Closure of UNMIS
UNMIS wound up its operations on 9 July 2011 with the completion of the interim period agreed on by the Government of Sudan and Sudan People’s Liberation Movement in the Comprehensive Peace Agreement (CPA), signed on 9 January 2005.
The mission ended its six years of mandated operations the same day South Sudan declared independence, following a CPA-provided referendum on 9 January 2011 that voted overwhelmingly in favour of secession.
In support of the new nation, the Security Council established a successor mission to UNMIS – the UN Mission in South Sudan (UNMISS) – on 9 July for an initial period of one year, with the intention to renew for further periods as required.

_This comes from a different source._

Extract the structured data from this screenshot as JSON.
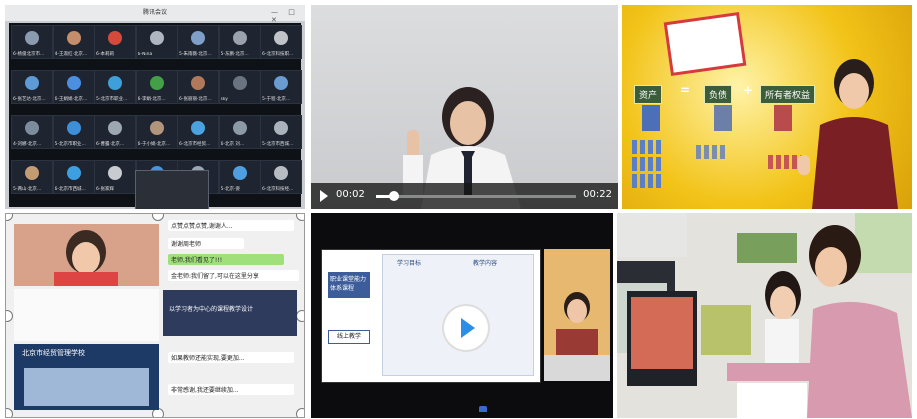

28 Apr 2011
27 April 2011 – Aiming to improve journalists' skills as Southern Sudan prepares to become a new nation, Radio Miraya began a three-day training session today for reporters in the Upper Nile State capital of Malakal.
Conducted at the state's ministry of information and communication conference hall, the workshop was opened by the ministry's director general, Bartholomew Pakwan Abul.
"I urge you to take this training seriously so that you will be at the forefront to provide accurate information. Accurate information is the basis of our work," the director general said.
Mr. Abul stressed that journalists should ensure their reporting was accurate, fair and balanced.
"We are professionals and not politicians," the director general said. "We need to treat opponents equally. The ministry is struggling very hard to provide you with the suitable training so that you become professional journalists."
Radio Miraya Head of Training Douglas Cosper was conducting the workshop, following a request by State Minister of Information and Communication Peter Lam Both.
"The training is organized primarily for Miraya staff," Mr. Cosper said. "However, the Fondation Hirondelle also arranged to extend the benefits to the government media houses as well."
He added that the training would help reporters obtain first-hand information, so that they would at least be aware of practical journalistic tools.
Fondation Hirondelle is a Swiss non-governmental organization that runs Radio Miraya in partnership with UNMIS.
Key topics of the training are journalists in a democratic society, interviewing skills and writing hard news. Methods of instruction include role-play and practical exercises.
Eighteen journalists drawn from various local broadcast and print media houses will benefit from the training.
"I expect that I would gain some real information on how to report (and) conduct interviews," said radio journalist John Amum Kak, of Saut El Mohaba FM, a Catholic run station in Malakal.
"We are becoming a new state and I as one of the journalists would expect to have the necessary journalistic tools to do my job better," he added. "I hope to get to know script writing, feature and report writing for radio so that I am able to help listeners get informed."
The training will conclude on 29 April. Similar training sessions will be held in Wau and Juba in May.